■ **What is expected**:
Copy every line below exactly.

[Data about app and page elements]
- - - - -
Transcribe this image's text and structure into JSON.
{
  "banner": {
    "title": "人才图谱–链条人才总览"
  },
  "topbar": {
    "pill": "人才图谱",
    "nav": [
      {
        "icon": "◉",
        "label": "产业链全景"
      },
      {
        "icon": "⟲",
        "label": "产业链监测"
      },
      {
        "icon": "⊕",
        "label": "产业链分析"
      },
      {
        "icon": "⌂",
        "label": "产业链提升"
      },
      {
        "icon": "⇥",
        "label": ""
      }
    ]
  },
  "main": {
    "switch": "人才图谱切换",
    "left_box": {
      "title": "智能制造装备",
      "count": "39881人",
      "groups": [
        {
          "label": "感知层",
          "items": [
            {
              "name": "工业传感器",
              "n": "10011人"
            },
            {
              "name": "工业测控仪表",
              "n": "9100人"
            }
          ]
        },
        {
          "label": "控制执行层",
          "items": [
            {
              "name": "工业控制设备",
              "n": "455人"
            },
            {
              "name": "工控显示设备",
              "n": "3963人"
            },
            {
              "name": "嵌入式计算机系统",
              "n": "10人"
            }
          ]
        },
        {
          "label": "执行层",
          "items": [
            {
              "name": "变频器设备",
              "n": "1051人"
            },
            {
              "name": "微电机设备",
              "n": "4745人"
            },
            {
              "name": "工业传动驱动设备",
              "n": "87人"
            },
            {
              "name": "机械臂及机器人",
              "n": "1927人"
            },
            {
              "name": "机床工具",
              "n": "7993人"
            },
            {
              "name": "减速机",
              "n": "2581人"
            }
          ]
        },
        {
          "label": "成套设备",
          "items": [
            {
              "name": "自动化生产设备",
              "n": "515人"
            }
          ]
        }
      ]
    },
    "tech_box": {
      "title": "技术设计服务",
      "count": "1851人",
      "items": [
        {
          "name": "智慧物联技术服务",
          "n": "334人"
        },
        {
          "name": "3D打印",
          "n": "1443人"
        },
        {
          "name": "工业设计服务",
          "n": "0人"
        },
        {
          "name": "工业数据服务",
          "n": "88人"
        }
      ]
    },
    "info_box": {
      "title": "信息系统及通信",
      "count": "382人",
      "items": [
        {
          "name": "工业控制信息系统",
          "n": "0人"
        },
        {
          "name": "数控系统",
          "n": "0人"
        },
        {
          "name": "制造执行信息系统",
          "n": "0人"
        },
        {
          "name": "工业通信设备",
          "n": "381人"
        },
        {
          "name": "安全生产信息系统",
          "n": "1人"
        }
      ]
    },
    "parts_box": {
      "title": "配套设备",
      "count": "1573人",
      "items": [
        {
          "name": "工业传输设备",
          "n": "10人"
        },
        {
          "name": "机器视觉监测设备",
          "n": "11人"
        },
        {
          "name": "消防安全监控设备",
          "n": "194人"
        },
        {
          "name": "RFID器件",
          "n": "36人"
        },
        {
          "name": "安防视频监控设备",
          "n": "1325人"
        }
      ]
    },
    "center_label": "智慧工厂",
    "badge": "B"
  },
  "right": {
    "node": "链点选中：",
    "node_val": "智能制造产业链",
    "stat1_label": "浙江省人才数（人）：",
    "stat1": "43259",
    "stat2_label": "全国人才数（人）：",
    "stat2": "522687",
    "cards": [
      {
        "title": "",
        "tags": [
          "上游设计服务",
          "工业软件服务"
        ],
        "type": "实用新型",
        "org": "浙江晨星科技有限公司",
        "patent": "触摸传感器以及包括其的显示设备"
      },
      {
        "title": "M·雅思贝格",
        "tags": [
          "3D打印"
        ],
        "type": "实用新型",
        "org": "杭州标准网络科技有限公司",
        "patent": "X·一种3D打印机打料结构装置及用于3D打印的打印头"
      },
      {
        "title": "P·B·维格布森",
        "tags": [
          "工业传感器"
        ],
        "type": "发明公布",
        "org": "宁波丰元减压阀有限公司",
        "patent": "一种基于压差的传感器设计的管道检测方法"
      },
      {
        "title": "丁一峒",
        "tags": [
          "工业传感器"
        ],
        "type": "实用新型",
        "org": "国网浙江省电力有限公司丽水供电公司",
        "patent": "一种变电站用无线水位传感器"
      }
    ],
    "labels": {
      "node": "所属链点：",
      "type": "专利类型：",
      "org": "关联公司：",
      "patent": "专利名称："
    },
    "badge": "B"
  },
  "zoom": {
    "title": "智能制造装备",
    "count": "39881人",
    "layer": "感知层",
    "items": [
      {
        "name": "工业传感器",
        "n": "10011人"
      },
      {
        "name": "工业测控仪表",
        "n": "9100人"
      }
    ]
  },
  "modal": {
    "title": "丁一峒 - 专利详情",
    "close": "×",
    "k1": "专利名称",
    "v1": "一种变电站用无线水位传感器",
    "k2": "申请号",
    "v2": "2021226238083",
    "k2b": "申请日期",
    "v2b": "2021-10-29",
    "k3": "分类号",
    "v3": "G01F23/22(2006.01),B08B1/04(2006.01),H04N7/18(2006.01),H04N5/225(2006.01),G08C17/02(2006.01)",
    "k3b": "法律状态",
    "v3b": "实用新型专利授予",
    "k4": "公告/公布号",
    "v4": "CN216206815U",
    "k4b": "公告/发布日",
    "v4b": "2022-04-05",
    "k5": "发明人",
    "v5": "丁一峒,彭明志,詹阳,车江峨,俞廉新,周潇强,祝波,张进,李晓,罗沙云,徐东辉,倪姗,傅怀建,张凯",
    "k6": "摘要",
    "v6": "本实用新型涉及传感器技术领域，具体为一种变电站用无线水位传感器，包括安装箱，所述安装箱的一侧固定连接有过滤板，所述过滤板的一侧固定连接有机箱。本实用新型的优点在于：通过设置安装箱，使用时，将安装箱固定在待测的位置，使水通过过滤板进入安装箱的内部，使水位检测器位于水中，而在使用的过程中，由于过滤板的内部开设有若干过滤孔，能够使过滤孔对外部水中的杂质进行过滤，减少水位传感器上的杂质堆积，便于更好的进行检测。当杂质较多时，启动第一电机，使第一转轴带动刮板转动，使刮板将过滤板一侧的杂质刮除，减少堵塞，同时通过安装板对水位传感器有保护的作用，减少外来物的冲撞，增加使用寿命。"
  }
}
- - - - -
■ **Response**:
Transcribe this image's text and structure into JSON.
{
  "banner": {
    "title": "人才图谱–链条人才总览"
  },
  "topbar": {
    "pill": "人才图谱",
    "nav": [
      {
        "icon": "◉",
        "label": "产业链全景"
      },
      {
        "icon": "⟲",
        "label": "产业链监测"
      },
      {
        "icon": "⊕",
        "label": "产业链分析"
      },
      {
        "icon": "⌂",
        "label": "产业链提升"
      },
      {
        "icon": "⇥",
        "label": ""
      }
    ]
  },
  "main": {
    "switch": "人才图谱切换",
    "left_box": {
      "title": "智能制造装备",
      "count": "39881人",
      "groups": [
        {
          "label": "感知层",
          "items": [
            {
              "name": "工业传感器",
              "n": "10011人"
            },
            {
              "name": "工业测控仪表",
              "n": "9100人"
            }
          ]
        },
        {
          "label": "控制执行层",
          "items": [
            {
              "name": "工业控制设备",
              "n": "455人"
            },
            {
              "name": "工控显示设备",
              "n": "3963人"
            },
            {
              "name": "嵌入式计算机系统",
              "n": "10人"
            }
          ]
        },
        {
          "label": "执行层",
          "items": [
            {
              "name": "变频器设备",
              "n": "1051人"
            },
            {
              "name": "微电机设备",
              "n": "4745人"
            },
            {
              "name": "工业传动驱动设备",
              "n": "87人"
            },
            {
              "name": "机械臂及机器人",
              "n": "1927人"
            },
            {
              "name": "机床工具",
              "n": "7993人"
            },
            {
              "name": "减速机",
              "n": "2581人"
            }
          ]
        },
        {
          "label": "成套设备",
          "items": [
            {
              "name": "自动化生产设备",
              "n": "515人"
            }
          ]
        }
      ]
    },
    "tech_box": {
      "title": "技术设计服务",
      "count": "1851人",
      "items": [
        {
          "name": "智慧物联技术服务",
          "n": "334人"
        },
        {
          "name": "3D打印",
          "n": "1443人"
        },
        {
          "name": "工业设计服务",
          "n": "0人"
        },
        {
          "name": "工业数据服务",
          "n": "88人"
        }
      ]
    },
    "info_box": {
      "title": "信息系统及通信",
      "count": "382人",
      "items": [
        {
          "name": "工业控制信息系统",
          "n": "0人"
        },
        {
          "name": "数控系统",
          "n": "0人"
        },
        {
          "name": "制造执行信息系统",
          "n": "0人"
        },
        {
          "name": "工业通信设备",
          "n": "381人"
        },
        {
          "name": "安全生产信息系统",
          "n": "1人"
        }
      ]
    },
    "parts_box": {
      "title": "配套设备",
      "count": "1573人",
      "items": [
        {
          "name": "工业传输设备",
          "n": "10人"
        },
        {
          "name": "机器视觉监测设备",
          "n": "11人"
        },
        {
          "name": "消防安全监控设备",
          "n": "194人"
        },
        {
          "name": "RFID器件",
          "n": "36人"
        },
        {
          "name": "安防视频监控设备",
          "n": "1325人"
        }
      ]
    },
    "center_label": "智慧工厂",
    "badge": "B"
  },
  "right": {
    "node": "链点选中：",
    "node_val": "智能制造产业链",
    "stat1_label": "浙江省人才数（人）：",
    "stat1": "43259",
    "stat2_label": "全国人才数（人）：",
    "stat2": "522687",
    "cards": [
      {
        "title": "",
        "tags": [
          "上游设计服务",
          "工业软件服务"
        ],
        "type": "实用新型",
        "org": "浙江晨星科技有限公司",
        "patent": "触摸传感器以及包括其的显示设备"
      },
      {
        "title": "M·雅思贝格",
        "tags": [
          "3D打印"
        ],
        "type": "实用新型",
        "org": "杭州标准网络科技有限公司",
        "patent": "X·一种3D打印机打料结构装置及用于3D打印的打印头"
      },
      {
        "title": "P·B·维格布森",
        "tags": [
          "工业传感器"
        ],
        "type": "发明公布",
        "org": "宁波丰元减压阀有限公司",
        "patent": "一种基于压差的传感器设计的管道检测方法"
      },
      {
        "title": "丁一峒",
        "tags": [
          "工业传感器"
        ],
        "type": "实用新型",
        "org": "国网浙江省电力有限公司丽水供电公司",
        "patent": "一种变电站用无线水位传感器"
      }
    ],
    "labels": {
      "node": "所属链点：",
      "type": "专利类型：",
      "org": "关联公司：",
      "patent": "专利名称："
    },
    "badge": "B"
  },
  "zoom": {
    "title": "智能制造装备",
    "count": "39881人",
    "layer": "感知层",
    "items": [
      {
        "name": "工业传感器",
        "n": "10011人"
      },
      {
        "name": "工业测控仪表",
        "n": "9100人"
      }
    ]
  },
  "modal": {
    "title": "丁一峒 - 专利详情",
    "close": "×",
    "k1": "专利名称",
    "v1": "一种变电站用无线水位传感器",
    "k2": "申请号",
    "v2": "2021226238083",
    "k2b": "申请日期",
    "v2b": "2021-10-29",
    "k3": "分类号",
    "v3": "G01F23/22(2006.01),B08B1/04(2006.01),H04N7/18(2006.01),H04N5/225(2006.01),G08C17/02(2006.01)",
    "k3b": "法律状态",
    "v3b": "实用新型专利授予",
    "k4": "公告/公布号",
    "v4": "CN216206815U",
    "k4b": "公告/发布日",
    "v4b": "2022-04-05",
    "k5": "发明人",
    "v5": "丁一峒,彭明志,詹阳,车江峨,俞廉新,周潇强,祝波,张进,李晓,罗沙云,徐东辉,倪姗,傅怀建,张凯",
    "k6": "摘要",
    "v6": "本实用新型涉及传感器技术领域，具体为一种变电站用无线水位传感器，包括安装箱，所述安装箱的一侧固定连接有过滤板，所述过滤板的一侧固定连接有机箱。本实用新型的优点在于：通过设置安装箱，使用时，将安装箱固定在待测的位置，使水通过过滤板进入安装箱的内部，使水位检测器位于水中，而在使用的过程中，由于过滤板的内部开设有若干过滤孔，能够使过滤孔对外部水中的杂质进行过滤，减少水位传感器上的杂质堆积，便于更好的进行检测。当杂质较多时，启动第一电机，使第一转轴带动刮板转动，使刮板将过滤板一侧的杂质刮除，减少堵塞，同时通过安装板对水位传感器有保护的作用，减少外来物的冲撞，增加使用寿命。"
  }
}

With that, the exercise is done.